Tenants in ‘Scotland’s rainforest’ get no-eviction promise in rewilding deal

Tanants on the Tayvallich estate at Knapdale in Argyll have been promised a “no-eviction policy” by entrepreneur Jeremy Leggett as part of a deal unveiled that trumpets a “triple win” for “community prosperity, nature restoration, and the delivery of ethical profit to shareholders”.

Under the agreement, the first of its kind in the UK, Dr Leggett’s Highlands Rewilding company will also sell parts of the land to the local community, as well as maintaining or expanding the number of jobs on the estate.

Highlands Rewilding bought the 1,300-hectare (3,200-acre) Tayvallich estate in May for £10.5 million.

It aims to “rewild” the estate by planting trees to soak up carbon dioxide from the atmosphere to help tackle climate change and provide habitats for wildlife to help stem Scotland’s biodiversity crisis.

The trees will help to restore fragments of temperate Atlantic woodlands – known as “Scotland’s rainforests” – which lie on Tayvallich.

The company bought the estate after raising £1.17m through a crowdfunding campaign, receiving money from private investors, and taking out a £12m loan from the government-backed UK Infrastructure Bank, which marked the lender’s first Scottish deal.

Demand for land for tree planting has risen as companies and individuals look to invest in Scotland’s “natural capital” amid the climate crisis.

But organisations including the John Muir Trust have warned such investment needs to also benefit local communities, with Màiri McAllan – then Scotland’s environment minister – last year unveiling “interim principles for responsible investment”.


Jeremy Leggett, CEO of Highlands Rewilding

Jeremy Leggett, CEO of Highlands Rewilding

Dr Leggett said: ‘Community engagement is central to all the work we undertake and forms an integral part to the success of nature regeneration and community prosperity. 

‘We’re delighted to have reached a conclusion with the memorandum of understanding (MoU) and look forward to our ongoing work with Tayvallich Initiative and the wider community to develop the best-practice in Scotland.

‘It’s my hope that the protocol, coupled with our efforts in maximising nature recovery by rewilding and repeopling, will be an exemplar for our work and one that other land managers and landowners across the country will adopt.

‘The model Highlands Rewilding is pursuing is one that can attract investment into nature recovery at the scale desperately needed to halt biodiversity collapse, with community invited to be part of this; second only to that within community land trusts.’

The MoU was signed with Tayvallich Initiative, which was set up last year to manage land on the estate that had already been given to the community by its previous owner, the family of the late Catherine Pollock.

Last month the organisation secured £565,000 from the Scottish Government’s Scottish Land Fund to buy land and build affordable houses.

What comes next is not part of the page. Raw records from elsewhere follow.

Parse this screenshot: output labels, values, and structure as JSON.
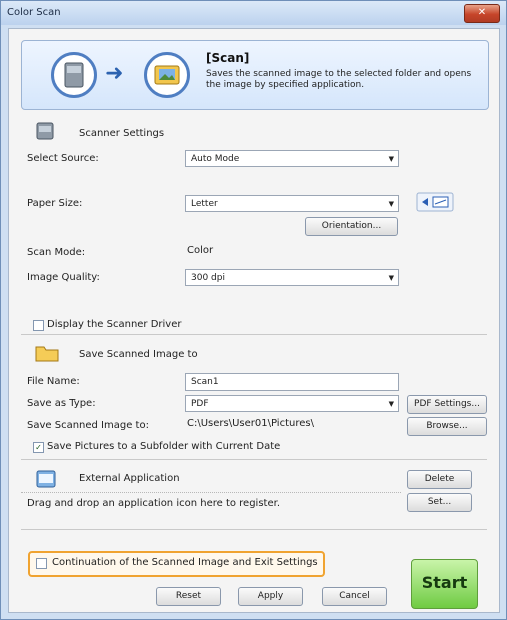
{
  "window": {
    "title": "Color Scan"
  },
  "header": {
    "title": "[Scan]",
    "description": "Saves the scanned image to the selected folder and opens the image by specified application.",
    "icons": [
      "scanner-icon",
      "arrow-right-icon",
      "picture-folder-icon"
    ]
  },
  "scanner_settings": {
    "section_label": "Scanner Settings",
    "select_source_label": "Select Source:",
    "select_source_value": "Auto Mode",
    "paper_size_label": "Paper Size:",
    "paper_size_value": "Letter",
    "orientation_label": "Orientation...",
    "scan_mode_label": "Scan Mode:",
    "scan_mode_value": "Color",
    "image_quality_label": "Image Quality:",
    "image_quality_value": "300 dpi",
    "display_driver_label": "Display the Scanner Driver"
  },
  "save": {
    "section_label": "Save Scanned Image to",
    "file_name_label": "File Name:",
    "file_name_value": "Scan1",
    "save_type_label": "Save as Type:",
    "save_type_value": "PDF",
    "pdf_settings_label": "PDF Settings...",
    "save_location_label": "Save Scanned Image to:",
    "save_location_value": "C:\\Users\\User01\\Pictures\\",
    "browse_label": "Browse...",
    "subfolder_label": "Save Pictures to a Subfolder with Current Date",
    "subfolder_checked": "✓"
  },
  "external": {
    "section_label": "External Application",
    "drag_text": "Drag and drop an application icon here to register.",
    "delete_label": "Delete",
    "set_label": "Set..."
  },
  "footer": {
    "continuation_label": "Continuation of the Scanned Image and Exit Settings",
    "reset_label": "Reset",
    "apply_label": "Apply",
    "cancel_label": "Cancel",
    "start_label": "Start"
  },
  "colors": {
    "accent": "#4f7ec2",
    "highlight": "#f0a330",
    "start": "#6fcb43"
  }
}
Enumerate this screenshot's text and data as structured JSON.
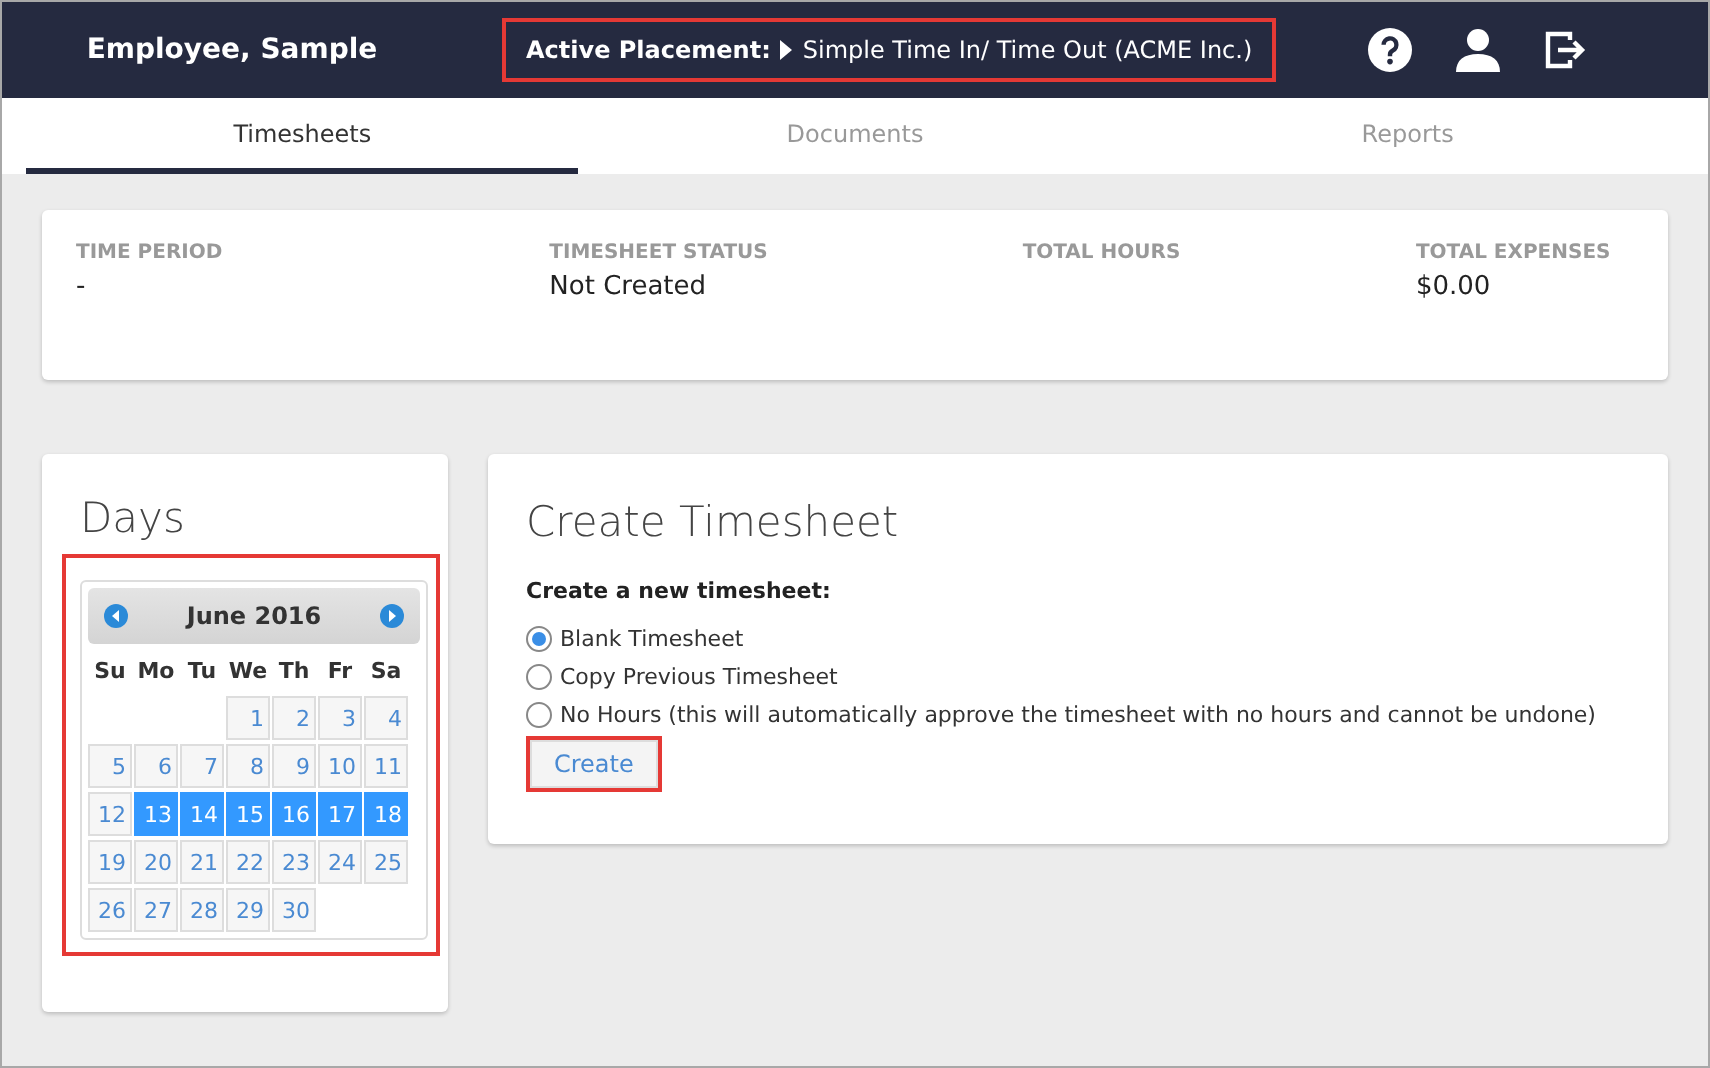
{
  "header": {
    "user": "Employee, Sample",
    "placement_label": "Active Placement:",
    "placement_value": "Simple Time In/ Time Out (ACME Inc.)",
    "highlighted": true
  },
  "tabs": [
    {
      "label": "Timesheets",
      "selected": true
    },
    {
      "label": "Documents",
      "selected": false
    },
    {
      "label": "Reports",
      "selected": false
    }
  ],
  "summary": [
    {
      "label": "TIME PERIOD",
      "value": "-"
    },
    {
      "label": "TIMESHEET STATUS",
      "value": "Not Created"
    },
    {
      "label": "TOTAL HOURS"
    },
    {
      "label": "TOTAL EXPENSES",
      "value": "$0.00"
    }
  ],
  "days": {
    "title": "Days",
    "highlighted": true,
    "month": "June 2016",
    "weekdays": [
      "Su",
      "Mo",
      "Tu",
      "We",
      "Th",
      "Fr",
      "Sa"
    ],
    "weeks": [
      [
        {
          "kind": "blank"
        },
        {
          "kind": "blank"
        },
        {
          "kind": "blank"
        },
        {
          "day": "1",
          "selected": false
        },
        {
          "day": "2",
          "selected": false
        },
        {
          "day": "3",
          "selected": false
        },
        {
          "day": "4",
          "selected": false
        }
      ],
      [
        {
          "day": "5",
          "selected": false
        },
        {
          "day": "6",
          "selected": false
        },
        {
          "day": "7",
          "selected": false
        },
        {
          "day": "8",
          "selected": false
        },
        {
          "day": "9",
          "selected": false
        },
        {
          "day": "10",
          "selected": false
        },
        {
          "day": "11",
          "selected": false
        }
      ],
      [
        {
          "day": "12",
          "selected": false
        },
        {
          "day": "13",
          "selected": true
        },
        {
          "day": "14",
          "selected": true
        },
        {
          "day": "15",
          "selected": true
        },
        {
          "day": "16",
          "selected": true
        },
        {
          "day": "17",
          "selected": true
        },
        {
          "day": "18",
          "selected": true
        }
      ],
      [
        {
          "day": "19",
          "selected": false
        },
        {
          "day": "20",
          "selected": false
        },
        {
          "day": "21",
          "selected": false
        },
        {
          "day": "22",
          "selected": false
        },
        {
          "day": "23",
          "selected": false
        },
        {
          "day": "24",
          "selected": false
        },
        {
          "day": "25",
          "selected": false
        }
      ],
      [
        {
          "day": "26",
          "selected": false
        },
        {
          "day": "27",
          "selected": false
        },
        {
          "day": "28",
          "selected": false
        },
        {
          "day": "29",
          "selected": false
        },
        {
          "day": "30",
          "selected": false
        },
        {
          "kind": "blank"
        },
        {
          "kind": "blank"
        }
      ]
    ]
  },
  "create": {
    "title": "Create Timesheet",
    "prompt": "Create a new timesheet:",
    "options": [
      {
        "label": "Blank Timesheet",
        "selected": true
      },
      {
        "label": "Copy Previous Timesheet",
        "selected": false
      },
      {
        "label": "No Hours (this will automatically approve the timesheet with no hours and cannot be undone)",
        "selected": false
      }
    ],
    "button": "Create",
    "button_highlighted": true
  }
}
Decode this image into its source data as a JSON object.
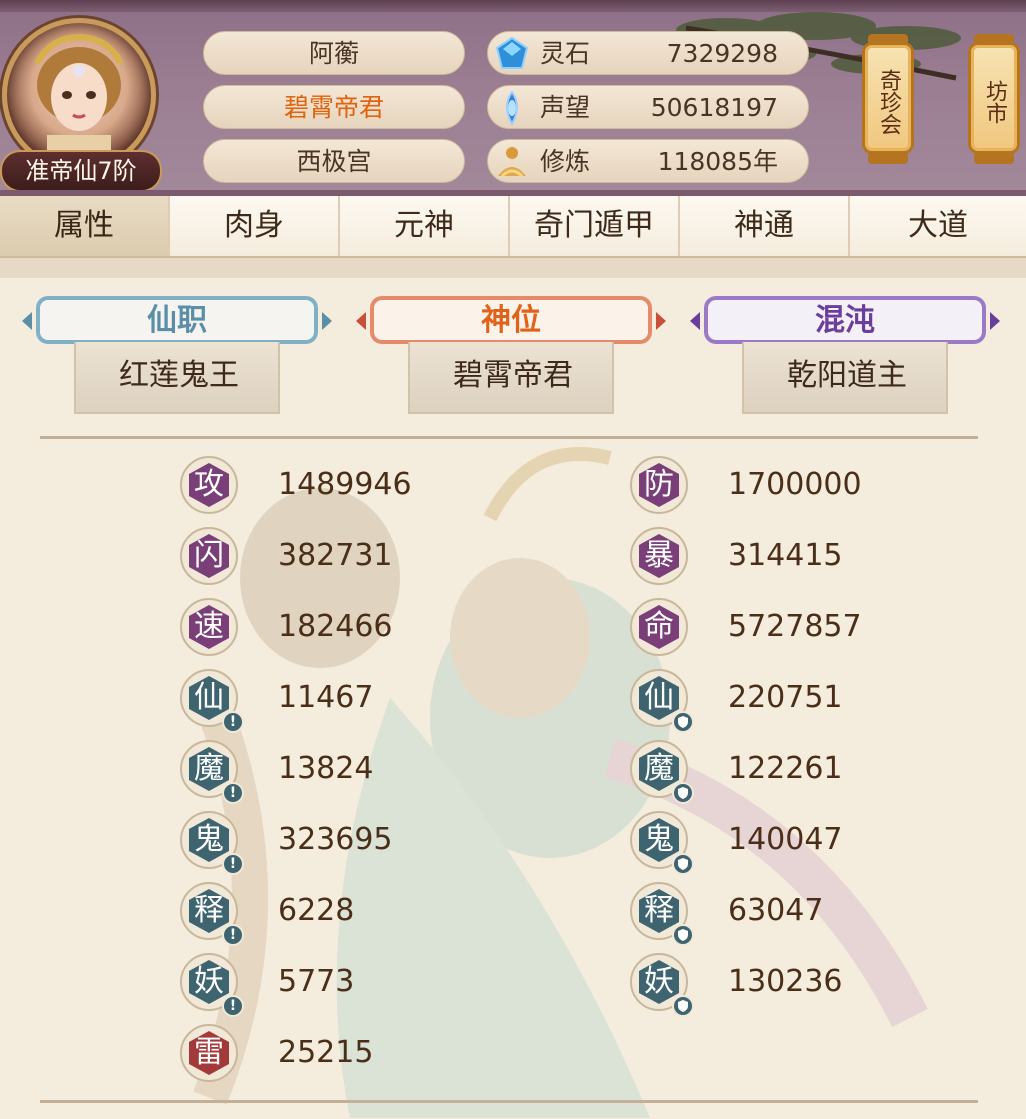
{
  "player": {
    "name": "阿蘅",
    "title": "碧霄帝君",
    "sect": "西极宫",
    "rank": "准帝仙7阶"
  },
  "resources": [
    {
      "label": "灵石",
      "value": "7329298",
      "icon": "spirit-stone-icon"
    },
    {
      "label": "声望",
      "value": "50618197",
      "icon": "prestige-icon"
    },
    {
      "label": "修炼",
      "value": "118085年",
      "icon": "cultivation-icon"
    }
  ],
  "lanterns": [
    {
      "label": "奇珍会"
    },
    {
      "label": "坊市"
    }
  ],
  "tabs": [
    {
      "label": "属性",
      "active": true
    },
    {
      "label": "肉身"
    },
    {
      "label": "元神"
    },
    {
      "label": "奇门遁甲"
    },
    {
      "label": "神通"
    },
    {
      "label": "大道"
    }
  ],
  "titles": [
    {
      "banner": "仙职",
      "value": "红莲鬼王",
      "color": "#5b8fa8"
    },
    {
      "banner": "神位",
      "value": "碧霄帝君",
      "color": "#e0631a"
    },
    {
      "banner": "混沌",
      "value": "乾阳道主",
      "color": "#6a3e9a"
    }
  ],
  "stats_left": [
    {
      "glyph": "攻",
      "value": "1489946",
      "kind": "purple"
    },
    {
      "glyph": "闪",
      "value": "382731",
      "kind": "purple"
    },
    {
      "glyph": "速",
      "value": "182466",
      "kind": "purple"
    },
    {
      "glyph": "仙",
      "value": "11467",
      "kind": "teal",
      "mark": "!"
    },
    {
      "glyph": "魔",
      "value": "13824",
      "kind": "teal",
      "mark": "!"
    },
    {
      "glyph": "鬼",
      "value": "323695",
      "kind": "teal",
      "mark": "!"
    },
    {
      "glyph": "释",
      "value": "6228",
      "kind": "teal",
      "mark": "!"
    },
    {
      "glyph": "妖",
      "value": "5773",
      "kind": "teal",
      "mark": "!"
    },
    {
      "glyph": "雷",
      "value": "25215",
      "kind": "red"
    }
  ],
  "stats_right": [
    {
      "glyph": "防",
      "value": "1700000",
      "kind": "purple"
    },
    {
      "glyph": "暴",
      "value": "314415",
      "kind": "purple"
    },
    {
      "glyph": "命",
      "value": "5727857",
      "kind": "purple"
    },
    {
      "glyph": "仙",
      "value": "220751",
      "kind": "teal",
      "mark": "shield"
    },
    {
      "glyph": "魔",
      "value": "122261",
      "kind": "teal",
      "mark": "shield"
    },
    {
      "glyph": "鬼",
      "value": "140047",
      "kind": "teal",
      "mark": "shield"
    },
    {
      "glyph": "释",
      "value": "63047",
      "kind": "teal",
      "mark": "shield"
    },
    {
      "glyph": "妖",
      "value": "130236",
      "kind": "teal",
      "mark": "shield"
    }
  ],
  "colors": {
    "purple": "#7a3e78",
    "teal": "#3e6470",
    "red": "#a23a3a"
  }
}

Martin Mellor, chair of Tayvallich Initiative, added: ‘We’re pleased that Highlands Rewilding and Tayvallich Initiative have signed a wide-ranging MoU. 

‘It creates an embryonic framework to enable Highlands Rewilding to continue a conversation with the wider community, including establishing a local board that has invited nominations from the wider community. 

‘We look forward to developing an ongoing relationship with Highlands Rewilding as it begins work in this area [that] has great potential, for both nature restoration and regeneration, and for community prosperity and repopulation.’

Dr Legget, a former director of Greenpeace, sold renewable power developer Solarcentury to Norwegian state energy giant Statkraft in 2020 for £117.7m.

He bought the 480-ha (1,200-ac) Bunloit Estate at Loch Ness that same year, and last year [2022] purchased the 350-ha (860-ac) Beldorney Estate near Huntly in Aberdeenshire after raising £7.5m from 50 investors.



Calum Brown, one of Highland Rewilding’s scientists, said he wanted to tap into the expertise of the local community who “know and manage the land” to help with his tree planting.

News of today’s deal was greeted with interest by organisations representing rural communities.

Patrick Krause, chief executive of the Scottish Crofting Federation, said: ‘It’s fair to say that crofters have always respected nature, and it is clear that crofting has a lot to offer in regard to land management and population retention. 

‘But ‘rewilding’ is a term that does get crofters’ backs up a bit as it often implies humans are not welcome, so it is positive that this initiative does include people.

‘There are examples of ‘green lairds’ and the sale of carbon credits for offsetting carbon emissions elsewhere, that are ethically questionable. 

‘It is hoped that the plans for this estate’s ‘natural capital’ are designed for the good of the area and of Scotland and are not just about profit.’

Steven Stewart, head of environmental, social, and governance (ESG) at law firm Burness Paull, added: ‘The relationship being formalised between Highlands Rewilding and Tayvallich Initiative is a fantastic example for others to follow and imperative if such projects are to have successful long-term impacts. 

‘This is an exciting development for community and estate owner relationships in general.’

Read more on Scottish Field’s Outdoors pages. 

Plus, don’t miss the July issue of Scottish Field magazine.